Thursday Tech Tip: Polyjet Head Maintenance
This week we're returning to our Tech-Tip Thursday series - every Thursday, a member of our Applications Team will be providing you with tips, tricks, and insights to help you make the most of your Stratasys 3D Printing solution! This week we have our Applications Specialist and Polyjet guru, Stefan Bullock, outlining the importance of print head maintenance on Stratasys Polyjet 3D Printers.
As many of us may already know, our Stratasys Polyjet systems - including the J750, Objet Connex Series, and the Objet Desktop Series - are capable of very high resolution printing. With high accuracy also comes high responsibility for ensuring that this accuracy is up kept and print quality stays optimal. A large portion of this up keep is achieved in the simple process of cleaning heads and general machine cleanliness.
First let’s take a deeper look into the intricacies of a Polyjet print head. These print heads are constantly being filled with liquid resin which is heated to achieve a specific viscosity for printing. This heated viscous resin is held in the head by a specified level of vacuum.
Resin is precisely fired out of the heads by a firing mechanism similar to the vibrations of a typical conical speaker vibrating under specific voltages, jetting resin through nozzle openings that are microns in diameter.
Now that we have a sense of the general processes that are taking place, let’s take a look at the possible issues that may arise from improper care. The resin that is being used for printing is cured by UV light; from the material cartridge, through the pumps and material tubes all the way to the heads, the resin has no chance of being in contact with any light source. However, resin can become cured at the surface of the heads, effectively blocking the nozzles from jetting material. Blocking of nozzles are acceptable for one or two nozzles, but beyond this, part quality starts becoming less than optimal. Our first goal is to look at the wiper that cleans the heads.

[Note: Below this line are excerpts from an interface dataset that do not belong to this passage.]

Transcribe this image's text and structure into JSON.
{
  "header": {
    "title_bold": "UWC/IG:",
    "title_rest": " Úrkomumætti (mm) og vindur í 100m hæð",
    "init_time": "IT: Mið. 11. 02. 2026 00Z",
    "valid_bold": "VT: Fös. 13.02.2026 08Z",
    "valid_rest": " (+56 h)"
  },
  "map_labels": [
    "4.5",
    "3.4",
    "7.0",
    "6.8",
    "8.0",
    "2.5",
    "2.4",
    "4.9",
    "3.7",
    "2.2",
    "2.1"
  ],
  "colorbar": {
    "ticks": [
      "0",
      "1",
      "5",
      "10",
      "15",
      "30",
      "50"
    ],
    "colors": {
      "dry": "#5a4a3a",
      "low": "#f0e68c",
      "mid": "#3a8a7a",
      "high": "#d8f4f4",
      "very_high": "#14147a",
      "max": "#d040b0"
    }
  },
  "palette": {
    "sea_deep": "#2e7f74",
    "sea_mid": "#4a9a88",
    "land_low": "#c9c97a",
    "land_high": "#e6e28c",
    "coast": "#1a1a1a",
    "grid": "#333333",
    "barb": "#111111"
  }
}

- If they do not perform up to spec, resin will be left on the heads, clogging it or even dripping onto printed parts, causing less than ideal part quality
After every print, ensure that you run the Wiper Cleaning Wizard from the Options menu.
- Soak a lint free cloth in Isopropyl alcohol and gently scrub the leading edge of the rubber wipers. This dissolves any leftover material from previous wipes, especially when dealing with rubber-like Tango/Agilus
Next we can look at cleaning the heads themselves. The User Guide from Stratasys does a great job in explaining how head cleaning should be done during the Head Cleaning Wizard. Here at Cimetrix have found a few additional notes that will ensure even better performance from your Polyjet system.
- Clean the heads
- Soak a lint free cloth in isopropyl alcohol. Using a different section of the cloth for each head, slowly wipe the head, starting at the back of the head and wiping towards you. The key is a nice slow wipe, allowing the nozzles to soak in the isopropyl alcohol and dissolve semi-cured resin from blocked nozzles.
- Run the machine through the Purge function from the Options menu 5 times in a row, allowing any more blockages that were not dissolved through cleaning to be cleared.
- Follow this up with one more head cleaning as the Purge cycle can become messy from the material splashing while purging.
Following this process on a daily basis should take 5 minutes total, but will go a very long way in up keeping the quality of your prints. Proper care of heads with our prescribed method ensures that your print quality stays up to par and can even extend the life of your print heads.
Keeping your heads active also goes a long way in the longevity of your print heads. We recommend the same as Stratasys, which is one part per week minimum. Even if you do not have any intended print jobs for your printer, a small scaled down sample part of just 2 grams of material is enough to keep the print heads in a good working condition. Hopefully this week's post has provided you with some additional background and information to keep your Polyjet machine running. Be sure to keep on the lookout for my next Tech Tip segment where we discuss proper roller bath/blade cleaning.
- Stefan B